“I used to think healing was a straightforward process that can be achieved easily by just talking and listening to one another and to the families and the community, but after sharing this statement with my friends, I now think healing is more complicated than it seems since we are dealing with human beings. We must dig into the healed wounds that formed scars they are living with. It is difficult to forget a scar when you have it imprinted on you. It is difficult to accept it and live with it without having to remember its cause. Going back to residential schools, we can see the kinds of damage and scars they left on the individuals, families, and communities of Aboriginal Peoples.”

“It was interesting to see how I felt now as opposed to the time before when I wrote it. I feel a lot more passionate about the topic than I did, especially about healing and who is responsible to promote it. I feel it’s complicated, and looking at the trauma of colonialism it isn’t going to be easy or quick. But it got me thinking a lot about the word reconciliation and how it applies to the topic of healing and how colonialism has affected mental health. We are all the nation, but the nation is also the government. I feel that while the government admits its part, its definition of reconciliation may not be a universal fit.”

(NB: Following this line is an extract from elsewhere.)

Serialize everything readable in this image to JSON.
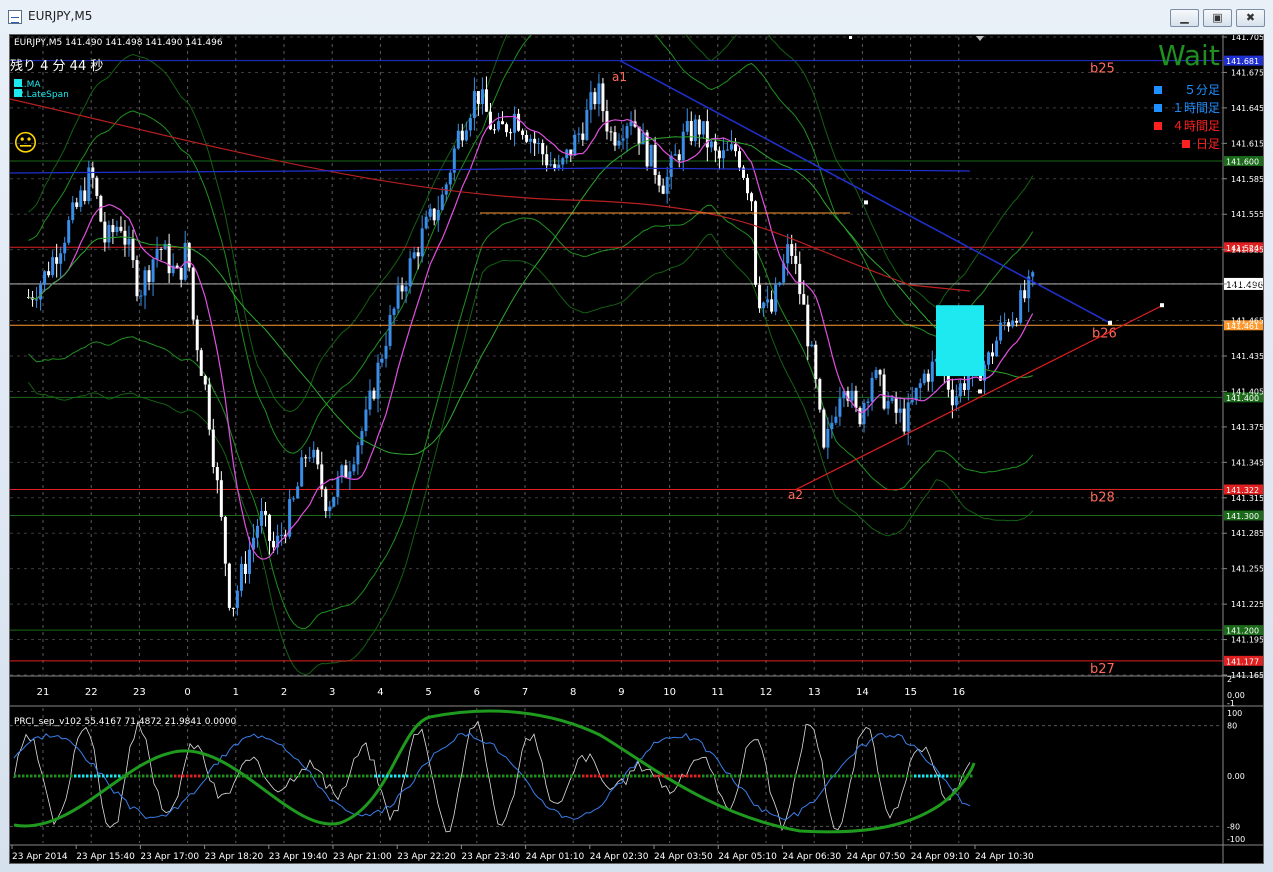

“Now I think there is more to healing than I thought. As I reflected on the past modules, I realized our nation could achieve recovery, but it would take generations of effort and actions. My earlier post mentioned paying it forward to create a chain reaction. I discussed sharing your healing with as many people as possible in the hopes of helping them process their hurts and achieve the recovery they need. But, as I said, healing is more complicated than that. One of the misconceptions of Canada’s residential school system is that residential schools happened a long time ago. It’s history [living] now.”

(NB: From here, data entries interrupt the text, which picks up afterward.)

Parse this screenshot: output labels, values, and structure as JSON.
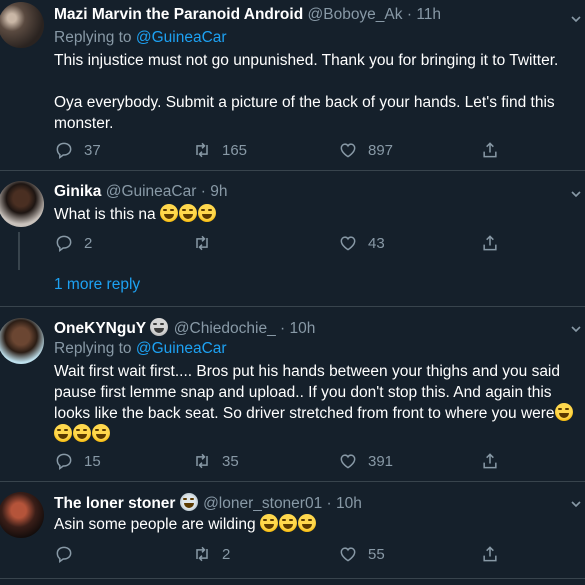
{
  "colors": {
    "background": "#15202b",
    "text": "#ffffff",
    "secondary": "#8899a6",
    "link": "#1da1f2",
    "divider": "#38444d"
  },
  "tweets": [
    {
      "name": "Mazi Marvin the Paranoid Android",
      "handle": "@Boboye_Ak",
      "time": "11h",
      "reply_prefix": "Replying to",
      "reply_to": "@GuineaCar",
      "text": "This injustice must not go unpunished. Thank you for bringing it to Twitter.\n\nOya everybody. Submit a picture of the back of your hands. Let's find this monster.",
      "replies": "37",
      "retweets": "165",
      "likes": "897"
    },
    {
      "name": "Ginika",
      "handle": "@GuineaCar",
      "time": "9h",
      "text": "What is this na",
      "replies": "2",
      "retweets": "",
      "likes": "43"
    },
    {
      "name": "OneKYNguY",
      "handle": "@Chiedochie_",
      "time": "10h",
      "reply_prefix": "Replying to",
      "reply_to": "@GuineaCar",
      "text": "Wait first wait first.... Bros put his hands between your thighs and you said pause first lemme snap and upload.. If you don't stop this. And again this looks like the back seat. So driver stretched from front to where you were",
      "replies": "15",
      "retweets": "35",
      "likes": "391"
    },
    {
      "name": "The loner stoner",
      "handle": "@loner_stoner01",
      "time": "10h",
      "text": "Asin some people are wilding",
      "replies": "",
      "retweets": "2",
      "likes": "55"
    }
  ],
  "more_replies": "1 more reply",
  "separator": "·",
  "icons": [
    "reply-icon",
    "retweet-icon",
    "like-icon",
    "share-icon",
    "chevron-down-icon"
  ]
}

“After working with my collaboration people, I believe my statements have gone in a different direction. I used to think this quote was complete and that it was powerful all on its own. But now I am thinking it is incomplete. It is missing part of the process that needs to be acknowledged. Who is ‘responsible for the healing, and who can be a part of that process?’ (personal conversation, Nov. 5, 2022). I have always agreed that the healing process is not linear, and it is messy, but now I am wondering who is allowed to be a part of this process. As Gray (2018) stated, ‘First Nations people do not need anyone to feel sorry for [them],’ but they do need us to ‘understand what [their] issues are, how they evolved, what [their] strengths are, what can be done to foster positive change, and how we all can contribute to that change.’ By understanding what has happened, it will allow us to be a part of the healing process that needs to continue for Indigenous Peoples and our nation.”

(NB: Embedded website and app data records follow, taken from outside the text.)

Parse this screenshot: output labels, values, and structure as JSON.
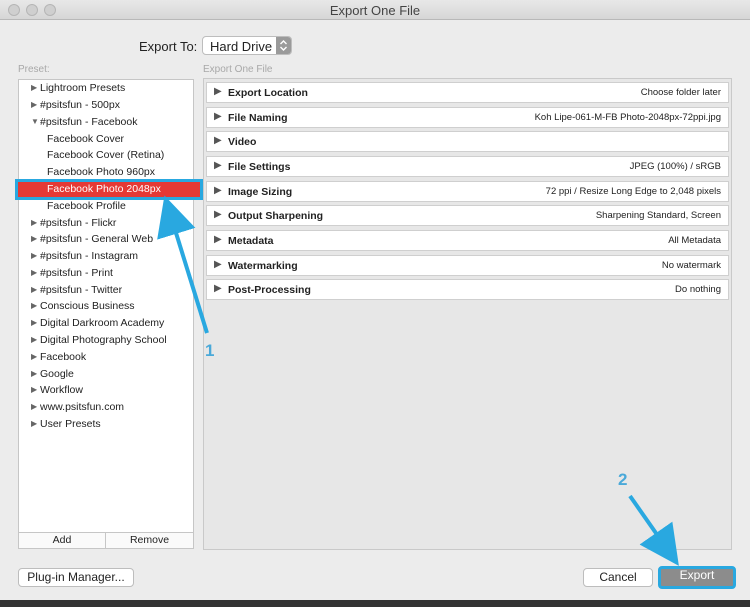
{
  "window": {
    "title": "Export One File"
  },
  "export_to": {
    "label": "Export To:",
    "value": "Hard Drive"
  },
  "preset": {
    "label": "Preset:",
    "items": [
      {
        "label": "Lightroom Presets",
        "expandable": true,
        "expanded": false,
        "level": 0
      },
      {
        "label": "#psitsfun - 500px",
        "expandable": true,
        "expanded": false,
        "level": 0
      },
      {
        "label": "#psitsfun - Facebook",
        "expandable": true,
        "expanded": true,
        "level": 0
      },
      {
        "label": "Facebook Cover",
        "expandable": false,
        "level": 1
      },
      {
        "label": "Facebook Cover (Retina)",
        "expandable": false,
        "level": 1
      },
      {
        "label": "Facebook Photo 960px",
        "expandable": false,
        "level": 1
      },
      {
        "label": "Facebook Photo 2048px",
        "expandable": false,
        "level": 1,
        "selected": true
      },
      {
        "label": "Facebook Profile",
        "expandable": false,
        "level": 1
      },
      {
        "label": "#psitsfun - Flickr",
        "expandable": true,
        "expanded": false,
        "level": 0
      },
      {
        "label": "#psitsfun - General Web",
        "expandable": true,
        "expanded": false,
        "level": 0
      },
      {
        "label": "#psitsfun - Instagram",
        "expandable": true,
        "expanded": false,
        "level": 0
      },
      {
        "label": "#psitsfun - Print",
        "expandable": true,
        "expanded": false,
        "level": 0
      },
      {
        "label": "#psitsfun - Twitter",
        "expandable": true,
        "expanded": false,
        "level": 0
      },
      {
        "label": "Conscious Business",
        "expandable": true,
        "expanded": false,
        "level": 0
      },
      {
        "label": "Digital Darkroom Academy",
        "expandable": true,
        "expanded": false,
        "level": 0
      },
      {
        "label": "Digital Photography School",
        "expandable": true,
        "expanded": false,
        "level": 0
      },
      {
        "label": "Facebook",
        "expandable": true,
        "expanded": false,
        "level": 0
      },
      {
        "label": "Google",
        "expandable": true,
        "expanded": false,
        "level": 0
      },
      {
        "label": "Workflow",
        "expandable": true,
        "expanded": false,
        "level": 0
      },
      {
        "label": "www.psitsfun.com",
        "expandable": true,
        "expanded": false,
        "level": 0
      },
      {
        "label": "User Presets",
        "expandable": true,
        "expanded": false,
        "level": 0
      }
    ],
    "add_label": "Add",
    "remove_label": "Remove"
  },
  "export_panel": {
    "label": "Export One File",
    "sections": [
      {
        "name": "Export Location",
        "value": "Choose folder later"
      },
      {
        "name": "File Naming",
        "value": "Koh Lipe-061-M-FB Photo-2048px-72ppi.jpg"
      },
      {
        "name": "Video",
        "value": ""
      },
      {
        "name": "File Settings",
        "value": "JPEG (100%) / sRGB"
      },
      {
        "name": "Image Sizing",
        "value": "72 ppi / Resize Long Edge to 2,048 pixels"
      },
      {
        "name": "Output Sharpening",
        "value": "Sharpening Standard, Screen"
      },
      {
        "name": "Metadata",
        "value": "All Metadata"
      },
      {
        "name": "Watermarking",
        "value": "No watermark"
      },
      {
        "name": "Post-Processing",
        "value": "Do nothing"
      }
    ]
  },
  "buttons": {
    "plugin_manager": "Plug-in Manager...",
    "cancel": "Cancel",
    "export": "Export"
  },
  "annotations": {
    "one": "1",
    "two": "2"
  },
  "colors": {
    "selected_preset": "#e53935",
    "annotation": "#29a8e0",
    "export_button": "#8c8c8c"
  }
}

The student reflections show how circling back supports depth of understanding and engagement. This assignment is one example of how a decolonizing approach to pedagogy offers new paths, co-constructing the curriculum and inviting richer and more nuanced understanding.

This research is supported by the BCcampus Research Fellows Program, which provides B.C. post-secondary educators and students with funding to conduct small-scale research on teaching and learning and to explore evidence-based teaching practices that focus on student success and learning.

Learn more


Gray, L. (2018). First Nations 101: Tons of stuff you need to know about First Nations people. Adaawx Publishing.

Ritchhart, R., Church, M., & Morrison, K. (2011). Making Thinking Visible: How to Promote Engagement, Understanding, and Independence for All Learners. Jossey-Bass.

Truth and Reconciliation Commission of Canada.  (2015).  Honouring the truth, reconciling for the future: Summary of the final report of the Truth and Reconciliation Commission of Canada. Public domain document. www.trc.ca  

© 2022 Carol Burbee released under a CC BY license

The featured image for this post (viewable in the BCcampus News section at the bottom of our homepage) is by Bruno Thethe from Pexels